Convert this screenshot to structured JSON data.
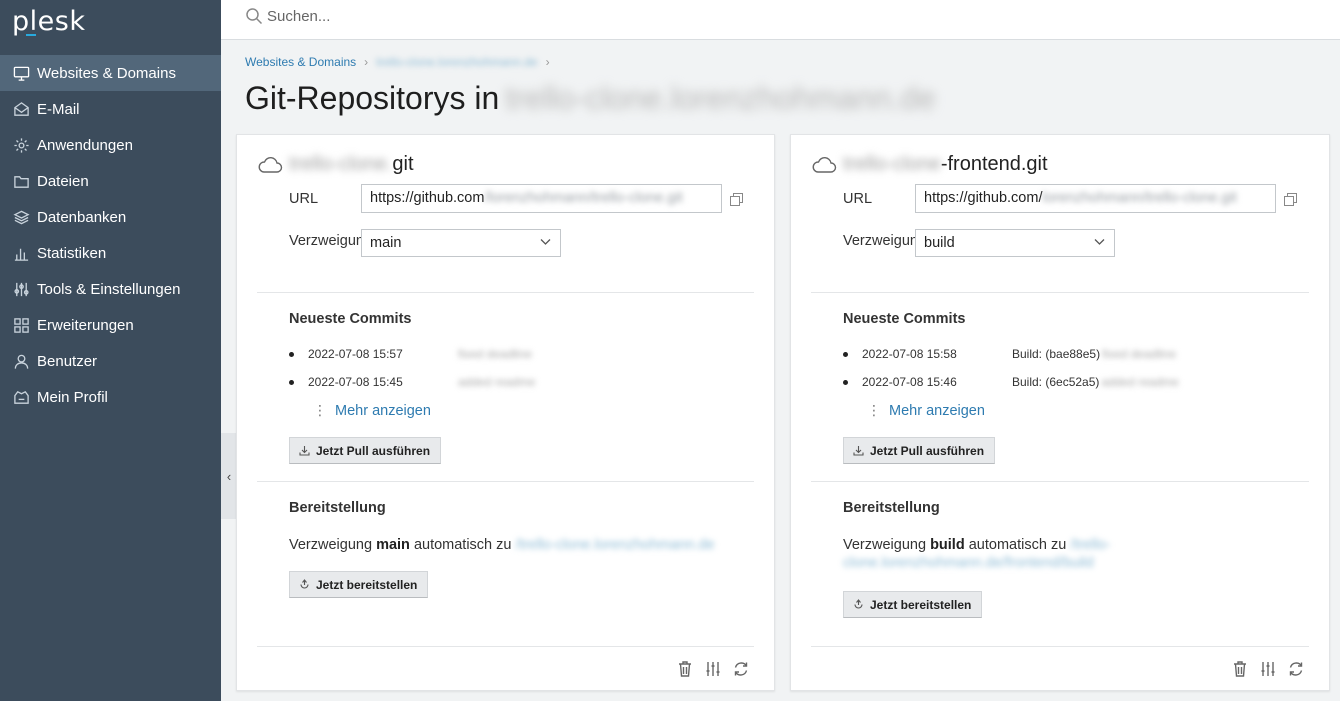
{
  "app": {
    "logo": "plesk"
  },
  "sidebar": {
    "items": [
      {
        "label": "Websites & Domains",
        "icon": "monitor-icon",
        "active": true
      },
      {
        "label": "E-Mail",
        "icon": "mail-icon"
      },
      {
        "label": "Anwendungen",
        "icon": "gear-icon"
      },
      {
        "label": "Dateien",
        "icon": "folder-icon"
      },
      {
        "label": "Datenbanken",
        "icon": "database-icon"
      },
      {
        "label": "Statistiken",
        "icon": "bar-chart-icon"
      },
      {
        "label": "Tools & Einstellungen",
        "icon": "sliders-icon"
      },
      {
        "label": "Erweiterungen",
        "icon": "extensions-icon"
      },
      {
        "label": "Benutzer",
        "icon": "user-icon"
      },
      {
        "label": "Mein Profil",
        "icon": "profile-icon"
      }
    ]
  },
  "search": {
    "placeholder": "Suchen..."
  },
  "breadcrumb": {
    "root": "Websites & Domains",
    "domain": "trello-clone.lorenzhohmann.de"
  },
  "page": {
    "title": "Git-Repositorys in",
    "domain": "trello-clone.lorenzhohmann.de"
  },
  "labels": {
    "url": "URL",
    "branch": "Verzweigung",
    "latest_commits": "Neueste Commits",
    "show_more": "Mehr anzeigen",
    "pull": "Jetzt Pull ausführen",
    "deployment": "Bereitstellung",
    "deploy_prefix": "Verzweigung",
    "deploy_mid": "automatisch zu",
    "deploy_now": "Jetzt bereitstellen"
  },
  "repos": [
    {
      "name_blur": "trello-clone.",
      "name": "git",
      "url": "https://github.com",
      "url_blur": "/lorenzhohmann/trello-clone.git",
      "branch": "main",
      "commits": [
        {
          "date": "2022-07-08 15:57",
          "msg": "",
          "msg_blur": "fixed deadline"
        },
        {
          "date": "2022-07-08 15:45",
          "msg": "",
          "msg_blur": "added readme"
        }
      ],
      "deploy_branch": "main",
      "deploy_target": "/trello-clone.lorenzhohmann.de"
    },
    {
      "name_blur": "trello-clone",
      "name": "-frontend.git",
      "url": "https://github.com/",
      "url_blur": "lorenzhohmann/trello-clone.git",
      "branch": "build",
      "commits": [
        {
          "date": "2022-07-08 15:58",
          "msg": "Build: (bae88e5)",
          "msg_blur": " fixed deadline"
        },
        {
          "date": "2022-07-08 15:46",
          "msg": "Build: (6ec52a5)",
          "msg_blur": " added readme"
        }
      ],
      "deploy_branch": "build",
      "deploy_target_1": "/trello-",
      "deploy_target_2": "clone.lorenzhohmann.de/frontend/build"
    }
  ]
}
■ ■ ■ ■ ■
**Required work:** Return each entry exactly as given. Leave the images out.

**Solution for this problem:**
Convert this screenshot to structured JSON data.
{
  "app": {
    "logo": "plesk"
  },
  "sidebar": {
    "items": [
      {
        "label": "Websites & Domains",
        "icon": "monitor-icon",
        "active": true
      },
      {
        "label": "E-Mail",
        "icon": "mail-icon"
      },
      {
        "label": "Anwendungen",
        "icon": "gear-icon"
      },
      {
        "label": "Dateien",
        "icon": "folder-icon"
      },
      {
        "label": "Datenbanken",
        "icon": "database-icon"
      },
      {
        "label": "Statistiken",
        "icon": "bar-chart-icon"
      },
      {
        "label": "Tools & Einstellungen",
        "icon": "sliders-icon"
      },
      {
        "label": "Erweiterungen",
        "icon": "extensions-icon"
      },
      {
        "label": "Benutzer",
        "icon": "user-icon"
      },
      {
        "label": "Mein Profil",
        "icon": "profile-icon"
      }
    ]
  },
  "search": {
    "placeholder": "Suchen..."
  },
  "breadcrumb": {
    "root": "Websites & Domains",
    "domain": "trello-clone.lorenzhohmann.de"
  },
  "page": {
    "title": "Git-Repositorys in",
    "domain": "trello-clone.lorenzhohmann.de"
  },
  "labels": {
    "url": "URL",
    "branch": "Verzweigung",
    "latest_commits": "Neueste Commits",
    "show_more": "Mehr anzeigen",
    "pull": "Jetzt Pull ausführen",
    "deployment": "Bereitstellung",
    "deploy_prefix": "Verzweigung",
    "deploy_mid": "automatisch zu",
    "deploy_now": "Jetzt bereitstellen"
  },
  "repos": [
    {
      "name_blur": "trello-clone.",
      "name": "git",
      "url": "https://github.com",
      "url_blur": "/lorenzhohmann/trello-clone.git",
      "branch": "main",
      "commits": [
        {
          "date": "2022-07-08 15:57",
          "msg": "",
          "msg_blur": "fixed deadline"
        },
        {
          "date": "2022-07-08 15:45",
          "msg": "",
          "msg_blur": "added readme"
        }
      ],
      "deploy_branch": "main",
      "deploy_target": "/trello-clone.lorenzhohmann.de"
    },
    {
      "name_blur": "trello-clone",
      "name": "-frontend.git",
      "url": "https://github.com/",
      "url_blur": "lorenzhohmann/trello-clone.git",
      "branch": "build",
      "commits": [
        {
          "date": "2022-07-08 15:58",
          "msg": "Build: (bae88e5)",
          "msg_blur": " fixed deadline"
        },
        {
          "date": "2022-07-08 15:46",
          "msg": "Build: (6ec52a5)",
          "msg_blur": " added readme"
        }
      ],
      "deploy_branch": "build",
      "deploy_target_1": "/trello-",
      "deploy_target_2": "clone.lorenzhohmann.de/frontend/build"
    }
  ]
}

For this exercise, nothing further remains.